Restate each entry word for word. Keep every detail intact.
- - - - -
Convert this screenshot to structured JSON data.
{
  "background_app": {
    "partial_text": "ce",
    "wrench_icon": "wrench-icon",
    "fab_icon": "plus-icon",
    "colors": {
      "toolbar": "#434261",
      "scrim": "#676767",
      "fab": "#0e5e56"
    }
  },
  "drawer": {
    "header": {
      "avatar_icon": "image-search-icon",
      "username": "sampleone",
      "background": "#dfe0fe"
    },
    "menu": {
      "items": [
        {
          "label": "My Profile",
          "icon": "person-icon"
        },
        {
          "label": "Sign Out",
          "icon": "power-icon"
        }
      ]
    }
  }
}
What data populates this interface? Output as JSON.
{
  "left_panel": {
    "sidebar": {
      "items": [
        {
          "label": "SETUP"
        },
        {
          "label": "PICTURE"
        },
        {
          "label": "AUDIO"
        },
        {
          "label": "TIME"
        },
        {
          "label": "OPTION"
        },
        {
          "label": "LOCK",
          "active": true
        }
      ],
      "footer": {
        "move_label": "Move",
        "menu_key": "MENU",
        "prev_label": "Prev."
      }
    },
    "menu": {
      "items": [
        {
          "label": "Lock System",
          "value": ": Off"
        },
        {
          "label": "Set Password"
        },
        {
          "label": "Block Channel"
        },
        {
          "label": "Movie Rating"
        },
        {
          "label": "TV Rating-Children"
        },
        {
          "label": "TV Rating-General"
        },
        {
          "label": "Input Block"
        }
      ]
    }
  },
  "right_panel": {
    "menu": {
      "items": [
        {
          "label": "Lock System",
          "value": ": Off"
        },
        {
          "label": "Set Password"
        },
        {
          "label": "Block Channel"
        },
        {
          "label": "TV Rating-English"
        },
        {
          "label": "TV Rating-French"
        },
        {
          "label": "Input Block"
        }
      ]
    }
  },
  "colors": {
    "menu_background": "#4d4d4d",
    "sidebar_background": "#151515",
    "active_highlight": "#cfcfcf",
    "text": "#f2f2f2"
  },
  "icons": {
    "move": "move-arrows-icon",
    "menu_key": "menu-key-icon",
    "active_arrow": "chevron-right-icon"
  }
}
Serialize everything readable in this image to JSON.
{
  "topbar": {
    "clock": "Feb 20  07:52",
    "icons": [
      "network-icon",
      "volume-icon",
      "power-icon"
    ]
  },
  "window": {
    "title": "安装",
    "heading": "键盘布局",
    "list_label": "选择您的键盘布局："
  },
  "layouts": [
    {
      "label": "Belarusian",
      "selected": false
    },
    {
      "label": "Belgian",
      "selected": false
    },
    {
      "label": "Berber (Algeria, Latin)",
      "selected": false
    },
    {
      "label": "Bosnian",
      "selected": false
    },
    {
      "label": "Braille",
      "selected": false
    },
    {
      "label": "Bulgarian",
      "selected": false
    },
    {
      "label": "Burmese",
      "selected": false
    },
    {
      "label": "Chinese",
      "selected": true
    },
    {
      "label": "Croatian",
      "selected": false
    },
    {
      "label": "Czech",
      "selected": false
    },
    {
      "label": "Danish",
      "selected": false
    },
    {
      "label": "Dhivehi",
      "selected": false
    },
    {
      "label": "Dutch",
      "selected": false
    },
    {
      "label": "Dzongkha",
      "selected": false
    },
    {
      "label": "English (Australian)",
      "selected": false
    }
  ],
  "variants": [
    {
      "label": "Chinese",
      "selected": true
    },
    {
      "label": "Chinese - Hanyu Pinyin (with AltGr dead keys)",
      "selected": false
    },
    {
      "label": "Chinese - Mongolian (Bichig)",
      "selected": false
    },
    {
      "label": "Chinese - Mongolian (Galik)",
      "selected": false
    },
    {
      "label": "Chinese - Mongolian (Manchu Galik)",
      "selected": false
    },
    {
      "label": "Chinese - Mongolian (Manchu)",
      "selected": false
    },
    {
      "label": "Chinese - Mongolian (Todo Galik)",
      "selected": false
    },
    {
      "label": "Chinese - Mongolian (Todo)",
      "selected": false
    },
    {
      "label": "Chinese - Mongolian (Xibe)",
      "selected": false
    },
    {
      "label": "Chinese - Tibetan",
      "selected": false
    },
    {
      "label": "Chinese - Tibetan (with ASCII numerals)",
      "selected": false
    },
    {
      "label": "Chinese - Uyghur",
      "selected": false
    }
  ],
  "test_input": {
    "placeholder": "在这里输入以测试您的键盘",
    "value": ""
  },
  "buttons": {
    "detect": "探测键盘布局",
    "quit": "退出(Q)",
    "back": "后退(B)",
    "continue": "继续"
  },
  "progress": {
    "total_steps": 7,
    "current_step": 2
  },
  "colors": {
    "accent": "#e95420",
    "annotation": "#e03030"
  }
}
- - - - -
◆ Output below
Convert this screenshot to structured JSON data.
{
  "background_app": {
    "partial_text": "ce",
    "wrench_icon": "wrench-icon",
    "fab_icon": "plus-icon",
    "colors": {
      "toolbar": "#434261",
      "scrim": "#676767",
      "fab": "#0e5e56"
    }
  },
  "drawer": {
    "header": {
      "avatar_icon": "image-search-icon",
      "username": "sampleone",
      "background": "#dfe0fe"
    },
    "menu": {
      "items": [
        {
          "label": "My Profile",
          "icon": "person-icon"
        },
        {
          "label": "Sign Out",
          "icon": "power-icon"
        }
      ]
    }
  }
}
What data populates this interface? Output as JSON.
{
  "left_panel": {
    "sidebar": {
      "items": [
        {
          "label": "SETUP"
        },
        {
          "label": "PICTURE"
        },
        {
          "label": "AUDIO"
        },
        {
          "label": "TIME"
        },
        {
          "label": "OPTION"
        },
        {
          "label": "LOCK",
          "active": true
        }
      ],
      "footer": {
        "move_label": "Move",
        "menu_key": "MENU",
        "prev_label": "Prev."
      }
    },
    "menu": {
      "items": [
        {
          "label": "Lock System",
          "value": ": Off"
        },
        {
          "label": "Set Password"
        },
        {
          "label": "Block Channel"
        },
        {
          "label": "Movie Rating"
        },
        {
          "label": "TV Rating-Children"
        },
        {
          "label": "TV Rating-General"
        },
        {
          "label": "Input Block"
        }
      ]
    }
  },
  "right_panel": {
    "menu": {
      "items": [
        {
          "label": "Lock System",
          "value": ": Off"
        },
        {
          "label": "Set Password"
        },
        {
          "label": "Block Channel"
        },
        {
          "label": "TV Rating-English"
        },
        {
          "label": "TV Rating-French"
        },
        {
          "label": "Input Block"
        }
      ]
    }
  },
  "colors": {
    "menu_background": "#4d4d4d",
    "sidebar_background": "#151515",
    "active_highlight": "#cfcfcf",
    "text": "#f2f2f2"
  },
  "icons": {
    "move": "move-arrows-icon",
    "menu_key": "menu-key-icon",
    "active_arrow": "chevron-right-icon"
  }
}
Serialize everything readable in this image to JSON.
{
  "topbar": {
    "clock": "Feb 20  07:52",
    "icons": [
      "network-icon",
      "volume-icon",
      "power-icon"
    ]
  },
  "window": {
    "title": "安装",
    "heading": "键盘布局",
    "list_label": "选择您的键盘布局："
  },
  "layouts": [
    {
      "label": "Belarusian",
      "selected": false
    },
    {
      "label": "Belgian",
      "selected": false
    },
    {
      "label": "Berber (Algeria, Latin)",
      "selected": false
    },
    {
      "label": "Bosnian",
      "selected": false
    },
    {
      "label": "Braille",
      "selected": false
    },
    {
      "label": "Bulgarian",
      "selected": false
    },
    {
      "label": "Burmese",
      "selected": false
    },
    {
      "label": "Chinese",
      "selected": true
    },
    {
      "label": "Croatian",
      "selected": false
    },
    {
      "label": "Czech",
      "selected": false
    },
    {
      "label": "Danish",
      "selected": false
    },
    {
      "label": "Dhivehi",
      "selected": false
    },
    {
      "label": "Dutch",
      "selected": false
    },
    {
      "label": "Dzongkha",
      "selected": false
    },
    {
      "label": "English (Australian)",
      "selected": false
    }
  ],
  "variants": [
    {
      "label": "Chinese",
      "selected": true
    },
    {
      "label": "Chinese - Hanyu Pinyin (with AltGr dead keys)",
      "selected": false
    },
    {
      "label": "Chinese - Mongolian (Bichig)",
      "selected": false
    },
    {
      "label": "Chinese - Mongolian (Galik)",
      "selected": false
    },
    {
      "label": "Chinese - Mongolian (Manchu Galik)",
      "selected": false
    },
    {
      "label": "Chinese - Mongolian (Manchu)",
      "selected": false
    },
    {
      "label": "Chinese - Mongolian (Todo Galik)",
      "selected": false
    },
    {
      "label": "Chinese - Mongolian (Todo)",
      "selected": false
    },
    {
      "label": "Chinese - Mongolian (Xibe)",
      "selected": false
    },
    {
      "label": "Chinese - Tibetan",
      "selected": false
    },
    {
      "label": "Chinese - Tibetan (with ASCII numerals)",
      "selected": false
    },
    {
      "label": "Chinese - Uyghur",
      "selected": false
    }
  ],
  "test_input": {
    "placeholder": "在这里输入以测试您的键盘",
    "value": ""
  },
  "buttons": {
    "detect": "探测键盘布局",
    "quit": "退出(Q)",
    "back": "后退(B)",
    "continue": "继续"
  },
  "progress": {
    "total_steps": 7,
    "current_step": 2
  },
  "colors": {
    "accent": "#e95420",
    "annotation": "#e03030"
  }
}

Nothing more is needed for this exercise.